But while cars careening out of control make for good box office, the reality of hackers breaking into cars and automakers’ networks is much more mundane and more of a real threat than anything Hollywood has depicted.

Hacked cars IRL

Earlier this year, for example, a security researcher in Germany managed to get full remote access to more than 25 Tesla electric vehicles around the world. A security flaw in the web dashboard of the EVs left them wide open to attacks. (The researcher warned Tesla, and the software has since been patched.) 

Worse, in 2020, a ransomware attack against Honda forced the automaker to temporarily halt production on some plants in Europe and Japan. It’s more likely that this attack came through Honda’s IT infrastructure rather than its connected cars, but Honda never disclosed which road was taken. Ultimately, it doesn’t matter, as both are now inextricably connected.
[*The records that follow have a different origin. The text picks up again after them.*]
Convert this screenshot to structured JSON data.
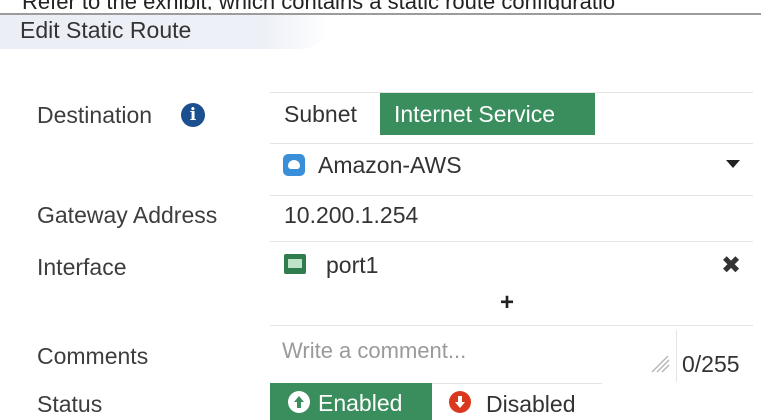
{
  "caption": "Refer to the exhibit, which contains a static route configuratio",
  "dialog": {
    "title": "Edit Static Route"
  },
  "destination": {
    "label": "Destination",
    "info_icon": "info-icon",
    "types": [
      "Subnet",
      "Internet Service"
    ],
    "selected_type": "Internet Service",
    "service": "Amazon-AWS",
    "service_icon": "cloud-icon"
  },
  "gateway": {
    "label": "Gateway Address",
    "value": "10.200.1.254"
  },
  "interface": {
    "label": "Interface",
    "value": "port1",
    "port_icon": "network-port-icon",
    "remove_icon": "close-icon",
    "add_icon": "plus-icon",
    "add_label": "+"
  },
  "comments": {
    "label": "Comments",
    "placeholder": "Write a comment...",
    "counter": "0/255"
  },
  "status": {
    "label": "Status",
    "enabled": "Enabled",
    "disabled": "Disabled",
    "selected": "Enabled"
  },
  "colors": {
    "accent_green": "#3a8e5e",
    "disabled_red": "#d9381e",
    "info_blue": "#1b4f8f",
    "aws_blue": "#3a8fd9"
  }
}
In both cases, the danger wasn’t turning off headlights or disabling the brakes. The real target was getting access to all the data that cars and automakers now collect. 

Automakers put a premium on safety and have spent decades trying to reduce accidents. They’ve also gotten better at physically separating a vehicle’s internet connectivity from the driving of a car. But the likelihood of Hollywood scenarios where consumer vehicles are turned into remote-controlled cars is low and distracts from security risks nearly all consumers with connected cars face: harvesting their data.

Hackers want your data, not your life

From location information, to credit card data in connected apps, to bank account balances, cars are now a rolling repository of critical digital information. With Amazon’s Alexa, Google’s Assistant and Apple’s Siri ready to shop…